Anger Is a Woman …

Anger is a woman
who has learned
that pleasantness
is not the way to peacefulness,
that silence
is not the way to strength.

Anger is a woman
who has learned
to breathe from her belly;
who waits at your door,
bringing you offerings;
who knows your true name
and gives it back to you.

She has lived on the streets.
She knows prisons
and alleys
and mud.

She has seen hungry children
and broken women
and desperate men
and spoken to them
in their own tongues.

They gave her a song.
She sings it to you.
— Jan L. Richardson adapted from Sacred Journeys  

Anger

is the deepest form of care, for another, for the world, for the self, for a life, for the body, for a family and for all our ideals, all vulnerable and all, possibly about to be hurt. Stripped of physical imprisonment and violent reaction, anger points toward the purest form of compassion, the internal living flame of anger always illuminates what we belong to, what we wish to protect and what we are willing to hazard ourselves for. What we usually call anger is only what is left of its essence when it reaches the lost surface of our mind or our body’s incapacity to hold it, or the limits of our understanding.
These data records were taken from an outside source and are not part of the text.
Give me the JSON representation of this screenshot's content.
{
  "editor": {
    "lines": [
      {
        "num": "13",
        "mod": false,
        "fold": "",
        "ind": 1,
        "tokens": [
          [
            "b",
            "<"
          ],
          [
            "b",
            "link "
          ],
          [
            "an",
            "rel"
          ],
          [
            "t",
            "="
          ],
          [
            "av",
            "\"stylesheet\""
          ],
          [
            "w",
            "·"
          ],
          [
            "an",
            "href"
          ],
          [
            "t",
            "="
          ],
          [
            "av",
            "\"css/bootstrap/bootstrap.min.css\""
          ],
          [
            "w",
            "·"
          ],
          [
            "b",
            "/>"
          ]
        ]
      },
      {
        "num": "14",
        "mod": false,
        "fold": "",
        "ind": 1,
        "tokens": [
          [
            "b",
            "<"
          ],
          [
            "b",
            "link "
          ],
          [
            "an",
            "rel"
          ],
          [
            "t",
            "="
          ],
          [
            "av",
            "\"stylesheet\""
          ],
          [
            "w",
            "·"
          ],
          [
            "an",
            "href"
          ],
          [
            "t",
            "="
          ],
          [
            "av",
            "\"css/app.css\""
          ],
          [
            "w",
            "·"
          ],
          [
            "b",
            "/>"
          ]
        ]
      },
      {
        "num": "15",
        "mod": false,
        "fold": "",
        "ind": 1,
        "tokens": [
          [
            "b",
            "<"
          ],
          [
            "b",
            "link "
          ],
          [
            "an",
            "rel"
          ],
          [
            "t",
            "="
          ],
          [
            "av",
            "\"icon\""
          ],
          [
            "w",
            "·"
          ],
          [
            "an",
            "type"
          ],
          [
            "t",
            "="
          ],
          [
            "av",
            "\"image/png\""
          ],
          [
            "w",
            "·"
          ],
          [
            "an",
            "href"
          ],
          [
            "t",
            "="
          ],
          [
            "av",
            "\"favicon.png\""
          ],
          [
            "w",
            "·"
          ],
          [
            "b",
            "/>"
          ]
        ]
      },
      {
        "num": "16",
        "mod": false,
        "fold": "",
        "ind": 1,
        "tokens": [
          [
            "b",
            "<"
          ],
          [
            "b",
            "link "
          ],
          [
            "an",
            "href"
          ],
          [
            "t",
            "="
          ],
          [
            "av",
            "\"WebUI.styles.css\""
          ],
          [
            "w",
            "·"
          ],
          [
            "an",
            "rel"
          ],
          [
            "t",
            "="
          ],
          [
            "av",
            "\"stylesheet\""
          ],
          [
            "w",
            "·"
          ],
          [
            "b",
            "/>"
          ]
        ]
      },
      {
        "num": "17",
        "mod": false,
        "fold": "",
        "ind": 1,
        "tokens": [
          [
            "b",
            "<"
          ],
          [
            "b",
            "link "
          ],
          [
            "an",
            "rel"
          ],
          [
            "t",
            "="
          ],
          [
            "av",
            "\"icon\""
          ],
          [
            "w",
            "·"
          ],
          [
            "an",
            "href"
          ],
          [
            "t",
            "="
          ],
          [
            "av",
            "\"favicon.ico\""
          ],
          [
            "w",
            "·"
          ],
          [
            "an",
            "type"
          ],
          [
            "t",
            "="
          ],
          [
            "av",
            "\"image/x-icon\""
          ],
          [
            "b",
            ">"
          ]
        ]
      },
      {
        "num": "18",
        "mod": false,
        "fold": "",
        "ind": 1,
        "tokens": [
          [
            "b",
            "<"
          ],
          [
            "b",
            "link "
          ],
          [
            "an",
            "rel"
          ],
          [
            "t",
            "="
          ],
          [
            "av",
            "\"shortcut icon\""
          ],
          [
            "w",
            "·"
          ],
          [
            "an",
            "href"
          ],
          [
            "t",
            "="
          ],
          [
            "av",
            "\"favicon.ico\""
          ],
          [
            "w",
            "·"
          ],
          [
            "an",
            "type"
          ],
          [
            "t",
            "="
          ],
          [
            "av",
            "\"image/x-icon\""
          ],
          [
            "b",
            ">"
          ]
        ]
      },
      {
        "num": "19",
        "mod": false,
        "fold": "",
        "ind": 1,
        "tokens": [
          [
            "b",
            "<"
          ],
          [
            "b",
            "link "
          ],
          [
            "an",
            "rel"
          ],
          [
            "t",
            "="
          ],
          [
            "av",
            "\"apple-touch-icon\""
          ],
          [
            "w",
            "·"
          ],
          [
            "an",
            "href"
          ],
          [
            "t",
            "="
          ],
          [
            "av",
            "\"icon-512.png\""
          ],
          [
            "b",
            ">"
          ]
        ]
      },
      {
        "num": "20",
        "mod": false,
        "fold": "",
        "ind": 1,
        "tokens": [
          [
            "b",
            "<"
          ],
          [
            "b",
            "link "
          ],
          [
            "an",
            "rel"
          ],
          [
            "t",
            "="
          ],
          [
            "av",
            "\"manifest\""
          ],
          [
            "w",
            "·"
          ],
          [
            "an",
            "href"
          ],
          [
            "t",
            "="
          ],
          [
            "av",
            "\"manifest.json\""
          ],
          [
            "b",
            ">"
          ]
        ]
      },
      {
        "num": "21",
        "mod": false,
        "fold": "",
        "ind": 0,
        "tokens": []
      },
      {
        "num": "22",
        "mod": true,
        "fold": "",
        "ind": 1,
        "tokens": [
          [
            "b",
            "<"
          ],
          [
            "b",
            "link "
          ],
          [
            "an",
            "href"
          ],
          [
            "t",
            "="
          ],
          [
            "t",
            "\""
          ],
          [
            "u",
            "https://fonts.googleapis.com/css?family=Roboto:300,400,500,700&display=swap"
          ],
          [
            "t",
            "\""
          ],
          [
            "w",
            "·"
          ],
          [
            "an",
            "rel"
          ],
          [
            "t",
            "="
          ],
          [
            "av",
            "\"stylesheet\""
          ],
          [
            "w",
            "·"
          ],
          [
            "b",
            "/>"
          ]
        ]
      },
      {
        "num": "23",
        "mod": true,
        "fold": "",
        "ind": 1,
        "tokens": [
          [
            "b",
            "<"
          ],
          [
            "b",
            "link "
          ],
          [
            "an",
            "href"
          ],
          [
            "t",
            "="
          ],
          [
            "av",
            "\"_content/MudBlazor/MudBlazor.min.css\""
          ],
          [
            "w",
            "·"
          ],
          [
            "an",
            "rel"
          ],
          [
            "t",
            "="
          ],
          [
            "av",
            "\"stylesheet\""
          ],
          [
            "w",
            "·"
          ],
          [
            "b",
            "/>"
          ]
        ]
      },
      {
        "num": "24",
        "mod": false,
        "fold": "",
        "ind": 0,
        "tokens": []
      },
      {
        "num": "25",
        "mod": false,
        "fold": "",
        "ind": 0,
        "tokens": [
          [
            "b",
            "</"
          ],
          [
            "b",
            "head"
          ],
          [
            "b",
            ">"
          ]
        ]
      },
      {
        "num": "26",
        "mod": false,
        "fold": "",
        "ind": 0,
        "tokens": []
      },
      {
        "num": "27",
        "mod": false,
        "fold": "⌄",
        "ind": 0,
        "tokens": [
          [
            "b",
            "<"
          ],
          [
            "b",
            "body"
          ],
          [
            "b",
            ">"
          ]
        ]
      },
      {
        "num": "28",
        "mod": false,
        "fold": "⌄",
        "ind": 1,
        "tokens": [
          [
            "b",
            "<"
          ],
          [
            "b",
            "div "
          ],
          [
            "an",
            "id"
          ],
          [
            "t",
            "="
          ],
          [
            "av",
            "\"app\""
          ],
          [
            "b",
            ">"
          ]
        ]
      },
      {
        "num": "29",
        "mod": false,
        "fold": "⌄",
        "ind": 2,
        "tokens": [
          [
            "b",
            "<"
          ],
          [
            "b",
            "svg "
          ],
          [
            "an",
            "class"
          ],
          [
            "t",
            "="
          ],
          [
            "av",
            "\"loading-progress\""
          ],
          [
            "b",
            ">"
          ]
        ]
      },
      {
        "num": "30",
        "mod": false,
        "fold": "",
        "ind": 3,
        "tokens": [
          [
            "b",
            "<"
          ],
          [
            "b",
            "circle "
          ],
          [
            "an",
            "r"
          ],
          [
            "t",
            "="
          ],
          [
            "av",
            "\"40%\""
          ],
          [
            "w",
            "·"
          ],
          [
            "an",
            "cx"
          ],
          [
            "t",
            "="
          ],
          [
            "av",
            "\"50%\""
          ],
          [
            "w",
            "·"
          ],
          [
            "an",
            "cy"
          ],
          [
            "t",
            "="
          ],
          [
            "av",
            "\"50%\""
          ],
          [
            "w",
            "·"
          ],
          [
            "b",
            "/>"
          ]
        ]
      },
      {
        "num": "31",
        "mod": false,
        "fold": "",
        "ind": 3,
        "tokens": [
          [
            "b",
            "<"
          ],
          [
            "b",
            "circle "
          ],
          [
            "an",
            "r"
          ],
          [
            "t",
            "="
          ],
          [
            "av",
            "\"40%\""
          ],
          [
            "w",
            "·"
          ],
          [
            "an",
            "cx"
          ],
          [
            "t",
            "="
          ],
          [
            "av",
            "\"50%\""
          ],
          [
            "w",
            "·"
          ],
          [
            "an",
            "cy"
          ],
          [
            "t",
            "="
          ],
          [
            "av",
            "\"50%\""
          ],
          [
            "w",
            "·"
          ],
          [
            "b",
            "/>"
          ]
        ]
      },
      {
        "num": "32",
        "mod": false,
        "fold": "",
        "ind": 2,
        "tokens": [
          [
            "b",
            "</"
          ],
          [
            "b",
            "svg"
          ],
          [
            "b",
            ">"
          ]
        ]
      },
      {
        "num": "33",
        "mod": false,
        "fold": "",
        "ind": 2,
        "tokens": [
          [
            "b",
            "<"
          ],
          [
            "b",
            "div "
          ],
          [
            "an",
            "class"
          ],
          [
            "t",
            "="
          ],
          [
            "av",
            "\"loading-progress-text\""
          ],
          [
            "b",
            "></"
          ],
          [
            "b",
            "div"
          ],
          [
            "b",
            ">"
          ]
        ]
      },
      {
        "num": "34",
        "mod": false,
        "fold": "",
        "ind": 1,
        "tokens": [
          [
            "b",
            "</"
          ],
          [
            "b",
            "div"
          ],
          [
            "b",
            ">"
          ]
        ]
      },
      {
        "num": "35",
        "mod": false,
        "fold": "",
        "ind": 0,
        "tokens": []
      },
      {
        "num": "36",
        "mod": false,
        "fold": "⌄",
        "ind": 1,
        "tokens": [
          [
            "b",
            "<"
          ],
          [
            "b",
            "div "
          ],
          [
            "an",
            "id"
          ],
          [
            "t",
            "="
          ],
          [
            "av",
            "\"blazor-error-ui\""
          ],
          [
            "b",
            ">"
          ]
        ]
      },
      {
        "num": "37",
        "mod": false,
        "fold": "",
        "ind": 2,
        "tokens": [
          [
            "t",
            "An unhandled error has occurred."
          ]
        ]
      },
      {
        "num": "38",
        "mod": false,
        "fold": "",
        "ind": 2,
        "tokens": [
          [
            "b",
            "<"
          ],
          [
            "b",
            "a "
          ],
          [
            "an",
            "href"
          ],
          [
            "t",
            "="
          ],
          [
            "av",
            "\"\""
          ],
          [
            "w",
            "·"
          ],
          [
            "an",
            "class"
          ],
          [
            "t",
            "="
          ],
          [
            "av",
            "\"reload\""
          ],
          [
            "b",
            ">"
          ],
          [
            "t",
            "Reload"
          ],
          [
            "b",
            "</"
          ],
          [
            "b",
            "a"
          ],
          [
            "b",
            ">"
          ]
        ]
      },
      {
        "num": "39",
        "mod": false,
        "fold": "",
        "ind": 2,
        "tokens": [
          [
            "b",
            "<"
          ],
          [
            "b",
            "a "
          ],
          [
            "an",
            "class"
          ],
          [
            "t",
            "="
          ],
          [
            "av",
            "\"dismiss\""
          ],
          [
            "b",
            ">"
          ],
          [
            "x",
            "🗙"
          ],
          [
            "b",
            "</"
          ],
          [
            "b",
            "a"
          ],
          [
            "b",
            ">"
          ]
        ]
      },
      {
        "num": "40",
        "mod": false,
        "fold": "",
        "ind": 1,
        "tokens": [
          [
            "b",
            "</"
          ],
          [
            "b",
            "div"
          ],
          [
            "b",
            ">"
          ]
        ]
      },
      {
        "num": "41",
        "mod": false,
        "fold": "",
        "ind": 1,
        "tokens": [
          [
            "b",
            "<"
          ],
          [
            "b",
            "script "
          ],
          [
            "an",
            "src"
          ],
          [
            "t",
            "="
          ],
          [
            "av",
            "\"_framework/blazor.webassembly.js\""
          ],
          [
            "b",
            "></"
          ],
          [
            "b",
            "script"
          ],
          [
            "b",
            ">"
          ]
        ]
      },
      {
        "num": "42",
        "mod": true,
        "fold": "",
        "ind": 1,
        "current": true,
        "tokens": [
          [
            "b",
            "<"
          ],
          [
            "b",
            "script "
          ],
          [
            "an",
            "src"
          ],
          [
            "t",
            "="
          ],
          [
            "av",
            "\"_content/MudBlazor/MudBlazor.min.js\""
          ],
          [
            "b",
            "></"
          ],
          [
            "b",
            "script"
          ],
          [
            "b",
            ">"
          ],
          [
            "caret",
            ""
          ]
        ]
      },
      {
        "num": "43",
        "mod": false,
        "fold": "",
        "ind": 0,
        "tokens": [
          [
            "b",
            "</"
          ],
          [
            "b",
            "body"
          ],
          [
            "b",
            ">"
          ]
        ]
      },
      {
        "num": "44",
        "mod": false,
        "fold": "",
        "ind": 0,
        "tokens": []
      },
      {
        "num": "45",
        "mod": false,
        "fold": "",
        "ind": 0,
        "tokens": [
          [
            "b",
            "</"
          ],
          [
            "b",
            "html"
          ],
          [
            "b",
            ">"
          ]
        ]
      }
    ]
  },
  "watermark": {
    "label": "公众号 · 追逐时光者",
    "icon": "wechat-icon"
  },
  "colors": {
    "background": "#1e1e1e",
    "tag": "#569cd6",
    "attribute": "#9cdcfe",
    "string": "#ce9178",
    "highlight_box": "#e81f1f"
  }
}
What we name as anger is actually only the incoherent physical incapacity to sustain this deep form of care in our outer daily life; the unwillingness to be large enough and generous enough to hold what we love helplessly in our bodies or our mind with the clarity and breadth of our whole being.

What we have named as anger on the surface is the violent outer response to our own inner powerlessness, a powerlessness connected to such a profound sense of rawness and care that it can find no proper outer body or identity or voice, or way of life to hold it. What we call anger is often simply the unwillingness to live the full measure of our fears or of our not knowing, in the face of our love for a wife, in the depth of our caring for a son, in our wanting the best, in the face of simply being alive and loving those with whom we live.

Our anger breaks to the surface most often through our feeling there is something profoundly wrong with this powerlessness and vulnerability; anger too often finds its voice strangely, through our incoherence and through our inability to speak, but anger in its pure state is the measure of the way we are implicated in the world and made vulnerable through love in all its specifics: a daughter, a house, a family, an enterprise, a land or a colleague.

Anger turns to violence and violent speech when the mind refuses to countenance the vulnerability of the body in its love for all these outer things – we are often abused or have been abused by those who love us but have no vehicle to carry its understanding, who have no outer emblems of their inner care or even their own wanting to be wanted. Lacking any outer vehicle for the expression of this inner rawness they are simply overwhelmed by the elemental nature of love’s vulnerability. In their helplessness they turn their violence on the very people who are the outer representation of this inner lack of control.

But anger truly felt at its center is the essential living flame of being fully alive and fully here, it is a quality to be followed to its source, to be prized, to be tended, and an invitation to finding a way to bring that source fully into the world through making the mind clearer and more generous, the heart more compassionate and the body larger and strong enough to hold it. What we call anger on the surface only serves to define its true underlying quality by being a complete and absolute mirror-opposite of its true internal essence.
— David Whyte from Consolations: The Solace, Nourishment and Underlying Meaning of Everyday 

 

Blessing

Blessed are you
who journey for a time
with Anger,
for you will know
the resurrection
that lies beyond.
— Jan L. Richardson adapted from Sacred Journeys

I know. It’s all wrong. By rights we shouldn’t even be here. But we are. It's like in the great stories, Mr. Frodo. The ones that really mattered. Full of darkness and danger they were. And sometimes you didn't want to know the end. Because how could the